Top of Data for this exercise

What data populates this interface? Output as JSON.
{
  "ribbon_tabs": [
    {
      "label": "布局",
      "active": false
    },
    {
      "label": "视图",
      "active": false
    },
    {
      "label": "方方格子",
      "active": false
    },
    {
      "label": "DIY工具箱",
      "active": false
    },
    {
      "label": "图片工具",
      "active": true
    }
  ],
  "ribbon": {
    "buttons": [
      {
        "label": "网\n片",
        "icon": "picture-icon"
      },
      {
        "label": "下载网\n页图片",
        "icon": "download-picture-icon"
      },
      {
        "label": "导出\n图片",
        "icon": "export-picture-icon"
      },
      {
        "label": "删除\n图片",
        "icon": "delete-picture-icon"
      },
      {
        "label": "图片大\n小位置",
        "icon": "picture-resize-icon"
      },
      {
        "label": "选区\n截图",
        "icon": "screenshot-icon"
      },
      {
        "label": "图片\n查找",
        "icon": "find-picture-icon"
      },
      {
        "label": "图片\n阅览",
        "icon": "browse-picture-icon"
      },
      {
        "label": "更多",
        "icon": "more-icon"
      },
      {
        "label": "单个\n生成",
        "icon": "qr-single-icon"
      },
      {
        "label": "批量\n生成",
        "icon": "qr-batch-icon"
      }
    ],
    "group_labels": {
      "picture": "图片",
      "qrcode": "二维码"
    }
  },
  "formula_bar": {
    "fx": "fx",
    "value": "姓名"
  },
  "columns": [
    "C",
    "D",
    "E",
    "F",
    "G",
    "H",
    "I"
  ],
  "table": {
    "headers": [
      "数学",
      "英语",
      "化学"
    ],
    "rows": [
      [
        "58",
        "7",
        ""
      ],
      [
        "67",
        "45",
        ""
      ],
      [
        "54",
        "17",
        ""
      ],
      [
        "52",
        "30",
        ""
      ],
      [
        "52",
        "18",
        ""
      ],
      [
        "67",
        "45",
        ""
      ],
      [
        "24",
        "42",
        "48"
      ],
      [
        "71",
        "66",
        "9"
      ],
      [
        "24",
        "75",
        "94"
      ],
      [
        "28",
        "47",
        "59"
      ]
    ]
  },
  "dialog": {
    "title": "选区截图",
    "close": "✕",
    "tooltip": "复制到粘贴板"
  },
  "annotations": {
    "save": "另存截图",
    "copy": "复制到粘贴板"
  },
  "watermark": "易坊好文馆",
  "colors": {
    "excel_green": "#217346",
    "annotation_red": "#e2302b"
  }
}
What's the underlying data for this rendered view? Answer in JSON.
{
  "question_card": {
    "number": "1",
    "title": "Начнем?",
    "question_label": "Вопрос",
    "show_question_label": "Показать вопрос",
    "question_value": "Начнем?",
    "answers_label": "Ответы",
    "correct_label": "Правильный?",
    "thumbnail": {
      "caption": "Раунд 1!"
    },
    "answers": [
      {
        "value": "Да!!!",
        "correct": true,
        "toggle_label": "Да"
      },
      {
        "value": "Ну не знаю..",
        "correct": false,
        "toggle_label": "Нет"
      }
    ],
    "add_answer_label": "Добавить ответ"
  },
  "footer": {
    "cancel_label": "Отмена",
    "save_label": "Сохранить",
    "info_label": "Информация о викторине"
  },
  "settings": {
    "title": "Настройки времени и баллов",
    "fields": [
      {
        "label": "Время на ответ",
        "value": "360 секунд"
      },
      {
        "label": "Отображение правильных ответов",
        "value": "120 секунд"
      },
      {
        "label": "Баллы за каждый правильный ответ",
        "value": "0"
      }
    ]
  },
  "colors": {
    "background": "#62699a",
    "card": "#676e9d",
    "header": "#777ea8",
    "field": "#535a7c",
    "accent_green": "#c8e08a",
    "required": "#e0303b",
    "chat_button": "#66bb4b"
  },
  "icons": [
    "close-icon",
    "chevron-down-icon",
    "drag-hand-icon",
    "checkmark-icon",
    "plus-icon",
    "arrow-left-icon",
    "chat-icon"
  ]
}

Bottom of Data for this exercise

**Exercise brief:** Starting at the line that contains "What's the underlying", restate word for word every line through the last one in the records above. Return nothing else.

**Answer to this task:**
What's the underlying data for this rendered view? Answer in JSON.
{
  "question_card": {
    "number": "1",
    "title": "Начнем?",
    "question_label": "Вопрос",
    "show_question_label": "Показать вопрос",
    "question_value": "Начнем?",
    "answers_label": "Ответы",
    "correct_label": "Правильный?",
    "thumbnail": {
      "caption": "Раунд 1!"
    },
    "answers": [
      {
        "value": "Да!!!",
        "correct": true,
        "toggle_label": "Да"
      },
      {
        "value": "Ну не знаю..",
        "correct": false,
        "toggle_label": "Нет"
      }
    ],
    "add_answer_label": "Добавить ответ"
  },
  "footer": {
    "cancel_label": "Отмена",
    "save_label": "Сохранить",
    "info_label": "Информация о викторине"
  },
  "settings": {
    "title": "Настройки времени и баллов",
    "fields": [
      {
        "label": "Время на ответ",
        "value": "360 секунд"
      },
      {
        "label": "Отображение правильных ответов",
        "value": "120 секунд"
      },
      {
        "label": "Баллы за каждый правильный ответ",
        "value": "0"
      }
    ]
  },
  "colors": {
    "background": "#62699a",
    "card": "#676e9d",
    "header": "#777ea8",
    "field": "#535a7c",
    "accent_green": "#c8e08a",
    "required": "#e0303b",
    "chat_button": "#66bb4b"
  },
  "icons": [
    "close-icon",
    "chevron-down-icon",
    "drag-hand-icon",
    "checkmark-icon",
    "plus-icon",
    "arrow-left-icon",
    "chat-icon"
  ]
}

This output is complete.